WHAT THE EXERCISE ASKS
From the line with "Decode this image" to the last line of the data below, repeat every line exactly and add nothing.

INPUT FOR THIS TASK
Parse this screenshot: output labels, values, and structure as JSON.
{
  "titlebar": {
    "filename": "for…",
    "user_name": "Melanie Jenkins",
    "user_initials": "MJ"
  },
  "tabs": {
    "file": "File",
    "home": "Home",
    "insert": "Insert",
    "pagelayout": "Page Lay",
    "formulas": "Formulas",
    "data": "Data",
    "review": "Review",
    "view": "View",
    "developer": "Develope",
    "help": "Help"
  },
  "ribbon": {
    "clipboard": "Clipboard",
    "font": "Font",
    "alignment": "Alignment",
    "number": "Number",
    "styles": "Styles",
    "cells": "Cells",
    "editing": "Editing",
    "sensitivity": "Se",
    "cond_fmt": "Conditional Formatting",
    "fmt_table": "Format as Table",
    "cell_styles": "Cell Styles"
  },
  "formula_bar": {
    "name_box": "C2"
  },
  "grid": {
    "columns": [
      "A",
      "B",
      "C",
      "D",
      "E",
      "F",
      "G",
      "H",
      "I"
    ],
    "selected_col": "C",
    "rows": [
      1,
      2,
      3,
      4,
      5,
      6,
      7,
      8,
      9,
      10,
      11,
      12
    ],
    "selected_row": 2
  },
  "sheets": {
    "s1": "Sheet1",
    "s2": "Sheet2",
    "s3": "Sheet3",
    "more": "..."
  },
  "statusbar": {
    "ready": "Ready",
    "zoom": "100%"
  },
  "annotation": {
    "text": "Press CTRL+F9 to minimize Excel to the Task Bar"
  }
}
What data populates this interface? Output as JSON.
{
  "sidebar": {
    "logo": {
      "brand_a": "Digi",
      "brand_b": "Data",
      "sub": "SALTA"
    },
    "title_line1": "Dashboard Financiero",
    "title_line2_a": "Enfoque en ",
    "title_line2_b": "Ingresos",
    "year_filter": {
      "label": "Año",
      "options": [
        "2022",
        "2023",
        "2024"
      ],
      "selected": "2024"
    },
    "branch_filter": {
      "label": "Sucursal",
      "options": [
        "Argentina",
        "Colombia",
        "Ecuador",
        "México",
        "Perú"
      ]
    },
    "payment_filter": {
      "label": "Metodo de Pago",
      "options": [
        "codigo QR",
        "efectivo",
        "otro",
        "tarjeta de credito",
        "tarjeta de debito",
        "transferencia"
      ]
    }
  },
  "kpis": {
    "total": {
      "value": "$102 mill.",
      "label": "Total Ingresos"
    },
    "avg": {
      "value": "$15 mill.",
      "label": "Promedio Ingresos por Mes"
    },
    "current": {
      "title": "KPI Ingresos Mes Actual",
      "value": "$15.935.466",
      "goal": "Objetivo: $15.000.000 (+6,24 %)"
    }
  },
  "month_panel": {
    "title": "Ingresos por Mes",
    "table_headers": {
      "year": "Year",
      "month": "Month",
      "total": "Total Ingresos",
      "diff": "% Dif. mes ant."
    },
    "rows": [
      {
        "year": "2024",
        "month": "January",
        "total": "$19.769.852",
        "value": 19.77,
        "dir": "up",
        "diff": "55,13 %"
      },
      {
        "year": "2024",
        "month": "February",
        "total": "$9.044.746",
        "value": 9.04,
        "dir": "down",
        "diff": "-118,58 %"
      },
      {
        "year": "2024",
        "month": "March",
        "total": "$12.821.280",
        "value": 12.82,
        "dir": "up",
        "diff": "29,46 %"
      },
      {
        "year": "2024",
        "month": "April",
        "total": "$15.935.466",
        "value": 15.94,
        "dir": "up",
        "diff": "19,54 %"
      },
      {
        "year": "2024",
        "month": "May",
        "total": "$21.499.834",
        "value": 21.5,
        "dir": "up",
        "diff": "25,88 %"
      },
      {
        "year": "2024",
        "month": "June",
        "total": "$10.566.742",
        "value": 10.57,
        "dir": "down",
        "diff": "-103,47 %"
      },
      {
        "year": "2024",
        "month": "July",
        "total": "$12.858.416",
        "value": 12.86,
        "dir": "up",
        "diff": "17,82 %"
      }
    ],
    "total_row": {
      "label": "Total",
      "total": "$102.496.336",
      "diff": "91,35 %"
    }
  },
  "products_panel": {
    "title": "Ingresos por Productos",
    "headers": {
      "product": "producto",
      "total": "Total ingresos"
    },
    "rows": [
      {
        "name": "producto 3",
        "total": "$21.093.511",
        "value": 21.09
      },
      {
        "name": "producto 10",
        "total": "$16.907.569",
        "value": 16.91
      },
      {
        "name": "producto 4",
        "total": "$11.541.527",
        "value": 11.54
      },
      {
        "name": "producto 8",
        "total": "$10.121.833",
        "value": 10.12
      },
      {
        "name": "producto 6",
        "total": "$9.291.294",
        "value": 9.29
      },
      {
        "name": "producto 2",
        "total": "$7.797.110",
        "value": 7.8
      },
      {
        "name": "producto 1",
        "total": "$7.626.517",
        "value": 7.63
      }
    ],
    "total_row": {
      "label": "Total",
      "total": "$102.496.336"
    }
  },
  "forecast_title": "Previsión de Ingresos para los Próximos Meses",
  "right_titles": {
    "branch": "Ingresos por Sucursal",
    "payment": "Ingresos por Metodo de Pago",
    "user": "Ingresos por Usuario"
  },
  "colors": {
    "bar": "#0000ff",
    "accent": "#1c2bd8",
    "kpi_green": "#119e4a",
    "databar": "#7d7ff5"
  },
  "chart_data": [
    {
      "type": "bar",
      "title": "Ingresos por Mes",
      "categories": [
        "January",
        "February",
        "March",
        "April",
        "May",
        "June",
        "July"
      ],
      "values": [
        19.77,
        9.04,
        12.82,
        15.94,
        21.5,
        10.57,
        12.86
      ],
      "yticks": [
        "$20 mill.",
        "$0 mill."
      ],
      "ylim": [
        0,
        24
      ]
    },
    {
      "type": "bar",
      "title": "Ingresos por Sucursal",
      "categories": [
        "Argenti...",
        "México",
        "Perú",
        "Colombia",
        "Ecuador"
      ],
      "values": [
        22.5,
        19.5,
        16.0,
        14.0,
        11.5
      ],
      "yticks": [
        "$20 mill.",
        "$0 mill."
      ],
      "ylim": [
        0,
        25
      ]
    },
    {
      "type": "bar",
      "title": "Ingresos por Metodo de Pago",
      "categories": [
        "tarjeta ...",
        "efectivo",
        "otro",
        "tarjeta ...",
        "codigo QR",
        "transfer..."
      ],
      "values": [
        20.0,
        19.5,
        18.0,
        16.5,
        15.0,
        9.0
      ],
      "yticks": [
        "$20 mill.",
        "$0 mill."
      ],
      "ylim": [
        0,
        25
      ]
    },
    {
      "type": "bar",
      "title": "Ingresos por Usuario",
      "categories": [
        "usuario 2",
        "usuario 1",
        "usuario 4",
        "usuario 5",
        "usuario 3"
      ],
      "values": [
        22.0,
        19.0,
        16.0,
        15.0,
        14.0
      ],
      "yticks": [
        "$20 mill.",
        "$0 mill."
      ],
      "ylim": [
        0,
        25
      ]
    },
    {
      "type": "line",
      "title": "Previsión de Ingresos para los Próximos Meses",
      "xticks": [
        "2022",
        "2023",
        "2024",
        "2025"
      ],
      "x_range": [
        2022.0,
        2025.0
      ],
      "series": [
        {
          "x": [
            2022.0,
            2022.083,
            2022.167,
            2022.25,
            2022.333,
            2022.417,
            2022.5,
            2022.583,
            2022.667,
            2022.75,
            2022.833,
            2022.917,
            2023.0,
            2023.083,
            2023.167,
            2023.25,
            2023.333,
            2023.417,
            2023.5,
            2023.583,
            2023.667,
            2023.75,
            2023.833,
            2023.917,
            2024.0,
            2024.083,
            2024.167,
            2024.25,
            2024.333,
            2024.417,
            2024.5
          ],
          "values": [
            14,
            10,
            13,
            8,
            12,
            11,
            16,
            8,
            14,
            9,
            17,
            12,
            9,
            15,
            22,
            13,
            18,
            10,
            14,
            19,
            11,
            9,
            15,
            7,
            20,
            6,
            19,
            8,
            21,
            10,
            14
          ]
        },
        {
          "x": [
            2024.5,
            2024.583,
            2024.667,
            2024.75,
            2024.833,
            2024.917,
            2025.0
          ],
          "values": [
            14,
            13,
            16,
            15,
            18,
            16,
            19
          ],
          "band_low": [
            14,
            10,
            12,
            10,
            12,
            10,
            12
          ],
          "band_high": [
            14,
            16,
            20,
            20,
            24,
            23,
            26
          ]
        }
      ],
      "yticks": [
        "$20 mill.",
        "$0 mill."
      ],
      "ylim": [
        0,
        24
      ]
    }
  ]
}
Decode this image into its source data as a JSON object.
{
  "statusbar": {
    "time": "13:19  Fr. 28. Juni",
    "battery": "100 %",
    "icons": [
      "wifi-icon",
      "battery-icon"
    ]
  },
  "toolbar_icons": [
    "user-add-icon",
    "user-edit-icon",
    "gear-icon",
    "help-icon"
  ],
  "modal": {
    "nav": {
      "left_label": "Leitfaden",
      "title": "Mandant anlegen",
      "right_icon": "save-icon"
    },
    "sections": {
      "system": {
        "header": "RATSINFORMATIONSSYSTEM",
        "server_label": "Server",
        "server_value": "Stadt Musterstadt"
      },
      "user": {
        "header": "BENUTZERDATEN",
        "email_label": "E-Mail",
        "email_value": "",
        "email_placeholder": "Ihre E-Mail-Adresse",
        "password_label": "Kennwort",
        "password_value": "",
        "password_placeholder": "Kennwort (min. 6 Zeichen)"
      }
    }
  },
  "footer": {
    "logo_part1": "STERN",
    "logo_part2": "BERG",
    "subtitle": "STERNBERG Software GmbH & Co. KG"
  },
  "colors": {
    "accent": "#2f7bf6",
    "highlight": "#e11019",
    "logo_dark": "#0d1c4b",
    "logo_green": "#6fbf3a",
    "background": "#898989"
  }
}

ANSWER BELOW
Decode this image into its source data as a JSON object.
{
  "statusbar": {
    "time": "13:19  Fr. 28. Juni",
    "battery": "100 %",
    "icons": [
      "wifi-icon",
      "battery-icon"
    ]
  },
  "toolbar_icons": [
    "user-add-icon",
    "user-edit-icon",
    "gear-icon",
    "help-icon"
  ],
  "modal": {
    "nav": {
      "left_label": "Leitfaden",
      "title": "Mandant anlegen",
      "right_icon": "save-icon"
    },
    "sections": {
      "system": {
        "header": "RATSINFORMATIONSSYSTEM",
        "server_label": "Server",
        "server_value": "Stadt Musterstadt"
      },
      "user": {
        "header": "BENUTZERDATEN",
        "email_label": "E-Mail",
        "email_value": "",
        "email_placeholder": "Ihre E-Mail-Adresse",
        "password_label": "Kennwort",
        "password_value": "",
        "password_placeholder": "Kennwort (min. 6 Zeichen)"
      }
    }
  },
  "footer": {
    "logo_part1": "STERN",
    "logo_part2": "BERG",
    "subtitle": "STERNBERG Software GmbH & Co. KG"
  },
  "colors": {
    "accent": "#2f7bf6",
    "highlight": "#e11019",
    "logo_dark": "#0d1c4b",
    "logo_green": "#6fbf3a",
    "background": "#898989"
  }
}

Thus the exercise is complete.